=== Begin Enclosure ===

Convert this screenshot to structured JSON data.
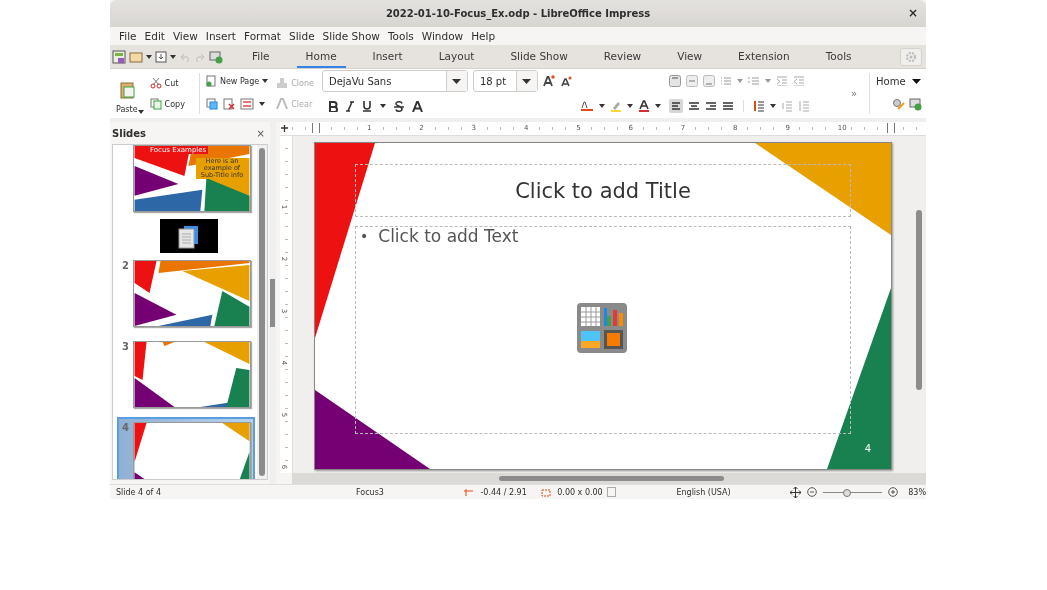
{
  "window": {
    "title": "2022-01-10-Focus_Ex.odp - LibreOffice Impress",
    "close": "×"
  },
  "menu": [
    "File",
    "Edit",
    "View",
    "Insert",
    "Format",
    "Slide",
    "Slide Show",
    "Tools",
    "Window",
    "Help"
  ],
  "tabs": [
    {
      "label": "File",
      "selected": false
    },
    {
      "label": "Home",
      "selected": true
    },
    {
      "label": "Insert",
      "selected": false
    },
    {
      "label": "Layout",
      "selected": false
    },
    {
      "label": "Slide Show",
      "selected": false
    },
    {
      "label": "Review",
      "selected": false
    },
    {
      "label": "View",
      "selected": false
    },
    {
      "label": "Extension",
      "selected": false
    },
    {
      "label": "Tools",
      "selected": false
    }
  ],
  "ribbon": {
    "paste": "Paste",
    "cut": "Cut",
    "copy": "Copy",
    "new_page": "New Page",
    "clone": "Clone",
    "clear": "Clear",
    "font_name": "DejaVu Sans",
    "font_size": "18 pt",
    "more": "»",
    "context": "Home"
  },
  "slides_panel": {
    "title": "Slides",
    "close": "×",
    "slides": [
      {
        "kind": "slide",
        "selected": false,
        "title": "Focus Examples",
        "subtitle": "Here is an example of Sub-Title info"
      },
      {
        "kind": "drag-preview"
      },
      {
        "kind": "slide",
        "number": "2",
        "selected": false
      },
      {
        "kind": "slide",
        "number": "3",
        "selected": false
      },
      {
        "kind": "slide",
        "number": "4",
        "selected": true
      }
    ]
  },
  "rulers": {
    "horizontal": [
      "1",
      "2",
      "3",
      "4",
      "5",
      "6",
      "7",
      "8",
      "9",
      "10"
    ],
    "vertical": [
      "1",
      "2",
      "3",
      "4",
      "5",
      "6"
    ]
  },
  "slide": {
    "title_placeholder": "Click to add Title",
    "bullet": "•",
    "text_placeholder": "Click to add Text",
    "page_number": "4"
  },
  "status_bar": {
    "slide": "Slide 4 of 4",
    "master": "Focus3",
    "position": "-0.44 / 2.91",
    "size": "0.00 x 0.00",
    "language": "English (USA)",
    "zoom": {
      "level": 0.4,
      "reading": "83%"
    }
  }
}
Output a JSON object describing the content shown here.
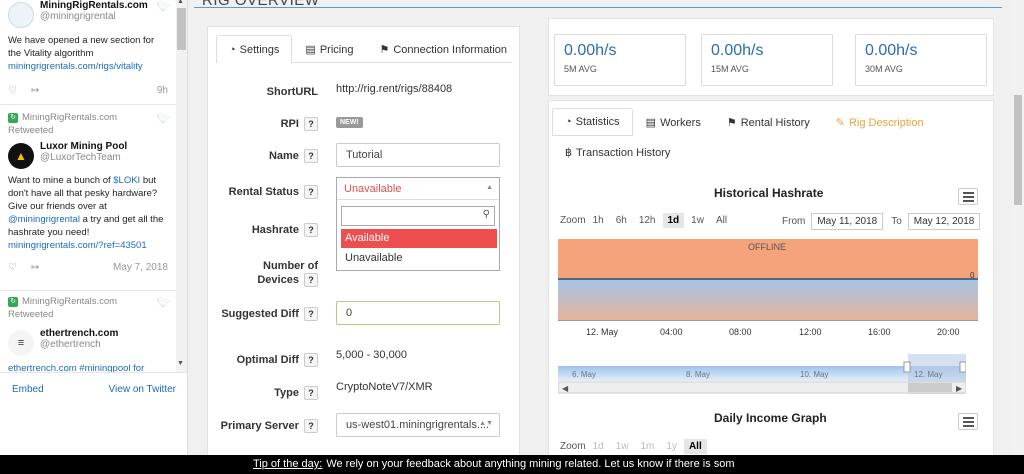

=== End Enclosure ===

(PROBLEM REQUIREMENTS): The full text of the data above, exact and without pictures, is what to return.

(COMPLETED EXERCISE):
Convert this screenshot to structured JSON data.
{
  "window": {
    "title": "2022-01-10-Focus_Ex.odp - LibreOffice Impress",
    "close": "×"
  },
  "menu": [
    "File",
    "Edit",
    "View",
    "Insert",
    "Format",
    "Slide",
    "Slide Show",
    "Tools",
    "Window",
    "Help"
  ],
  "tabs": [
    {
      "label": "File",
      "selected": false
    },
    {
      "label": "Home",
      "selected": true
    },
    {
      "label": "Insert",
      "selected": false
    },
    {
      "label": "Layout",
      "selected": false
    },
    {
      "label": "Slide Show",
      "selected": false
    },
    {
      "label": "Review",
      "selected": false
    },
    {
      "label": "View",
      "selected": false
    },
    {
      "label": "Extension",
      "selected": false
    },
    {
      "label": "Tools",
      "selected": false
    }
  ],
  "ribbon": {
    "paste": "Paste",
    "cut": "Cut",
    "copy": "Copy",
    "new_page": "New Page",
    "clone": "Clone",
    "clear": "Clear",
    "font_name": "DejaVu Sans",
    "font_size": "18 pt",
    "more": "»",
    "context": "Home"
  },
  "slides_panel": {
    "title": "Slides",
    "close": "×",
    "slides": [
      {
        "kind": "slide",
        "selected": false,
        "title": "Focus Examples",
        "subtitle": "Here is an example of Sub-Title info"
      },
      {
        "kind": "drag-preview"
      },
      {
        "kind": "slide",
        "number": "2",
        "selected": false
      },
      {
        "kind": "slide",
        "number": "3",
        "selected": false
      },
      {
        "kind": "slide",
        "number": "4",
        "selected": true
      }
    ]
  },
  "rulers": {
    "horizontal": [
      "1",
      "2",
      "3",
      "4",
      "5",
      "6",
      "7",
      "8",
      "9",
      "10"
    ],
    "vertical": [
      "1",
      "2",
      "3",
      "4",
      "5",
      "6"
    ]
  },
  "slide": {
    "title_placeholder": "Click to add Title",
    "bullet": "•",
    "text_placeholder": "Click to add Text",
    "page_number": "4"
  },
  "status_bar": {
    "slide": "Slide 4 of 4",
    "master": "Focus3",
    "position": "-0.44 / 2.91",
    "size": "0.00 x 0.00",
    "language": "English (USA)",
    "zoom": {
      "level": 0.4,
      "reading": "83%"
    }
  }
}
Output a JSON object describing the content shown here.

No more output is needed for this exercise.